ECall is a private native calling interface. This interface is inside CLR. When the managed code wants to access internal code in CLR it tells the runtime(execution engine) to use ECall to find the function and its entry point. Runtime then calls this function. As with previous examples there is also calling convention and marshalling done.

ECall is a set of tables to call functions within the EE (Execution Engine) from the classlibs. First we use the class name & namespace to find an array of function pointers for a class, then use the function name (& sometimes signature) to find the correct function pointer for your method.
source

There are two types of ECall - QCall and FCall. FCall[[x]]fcall is more performant but also more risky, much more difficcult to write correctly and uses InterrnalCall. QCall is less performant but much more safe and uses P/Invoke. It is mentioned as default and prefered option when calling code in CLR. FCall` should only be used when there really a good reason for using it.

QCalls are the preferred mechanism going forward. You should only use FCalls when you are “forced” to. This happens when there is common “short path” through the code that is important to optimize. This short path should not be more than a few hundred instructions, cannot allocate GC memory, take locks or throw exceptions [[x]]]qcall-preffered

Microsoft is moving more code from FCall to managed code.

We have ported some parts of the CLR that were heavily reliant on FCalls to managed code in the past (such as Reflection and some Encoding & String operations), and we want to continue this momentum. We may port our number formatting & String comparison code to managed in the future. [source][fcall-deprecation]

QCall[x]

  • is more safe but less performant
  • uses P/Invoke
  • default and preferred choice

Example of QCall declaration on managed side.

[DllImport(JitHelpers.QCall, CharSet = CharSet.Unicode)]
static extern bool Bar(int flags, string inString, StringHandleOnStack retString);

FCall[x]

  • uses InternalCall
  • should only be used when it is possible to make performance gains by using it
  • are more performant when Frames (HelperMethodFrame) are not used
  • you need to create Frame to handle Exceptions or GC
  • susceptible to GC holes[x] and GC starvation
  • more error prone due to manual control of GC and Frames

Example of FCall declaration on managed side.

[MethodImplAttribute(MethodImplOptions.InternalCall)]
private static extern bool TrySZSort(Array keys, Array items, int left, int right);

I was curious what needs to be done to generate new FCALL. This commit from MS team is a great example.

  • register function in a ECClass table - static table with entry points to FCALL functions.

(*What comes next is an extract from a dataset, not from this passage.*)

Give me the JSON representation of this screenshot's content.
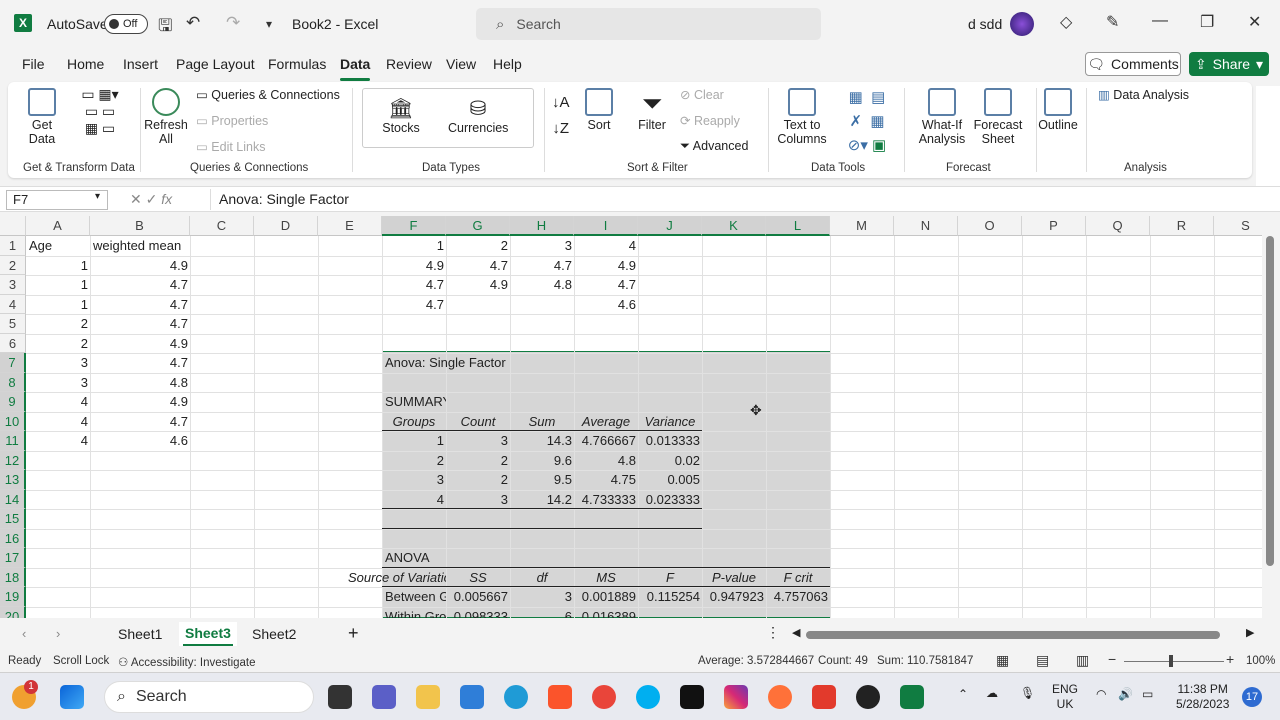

This is used by jitter to find the entry points. Example: TrySZSort entrypoint
  • add function to the ECFunc array for a class that has this function. Example: TrySZSort
  • add extern static function with InternalCall decorator in managed code
  • use FCIMPL macro to generate function - your code needs to be inside this macro

FCall and TrySZSort

List<T>.Sort()
---> List<T>.Sort(index = 0, count = Count, comparer=null)
------> Array.Sort<T>(_items, index, count, comparer);
---------C++ native world -------
-----------> TrySZSort

TrySZSort is exposed to managed code using InternalCall, it is using FCall.On the CLR side it uses FCIMPL4 macro to generate the function.[[x]][try-sz-sort-impl].

FCIMPL4(FC_BOOL_RET, ArrayHelper::TrySZSort, ArrayBase * keys, ArrayBase * items
, UINT32 left, UINT32 right)

4 is a number of arguments, FC_BOOL_RET tells the macro that this function returns BOOL. Why FCIMPL macro is needed?

Since FCALLS have to conform to the Execution Engine calling conventions and not to C calling conventions, FCALLS, need to be declared using special macros (FCIMPL*) that implement the correct calling conventions.

It is all to do with calling conventions. It was mentiioned before that calling convention is like a contract but how does it work? As it is not a small topic I created a separate blog post for it. This will be our next part.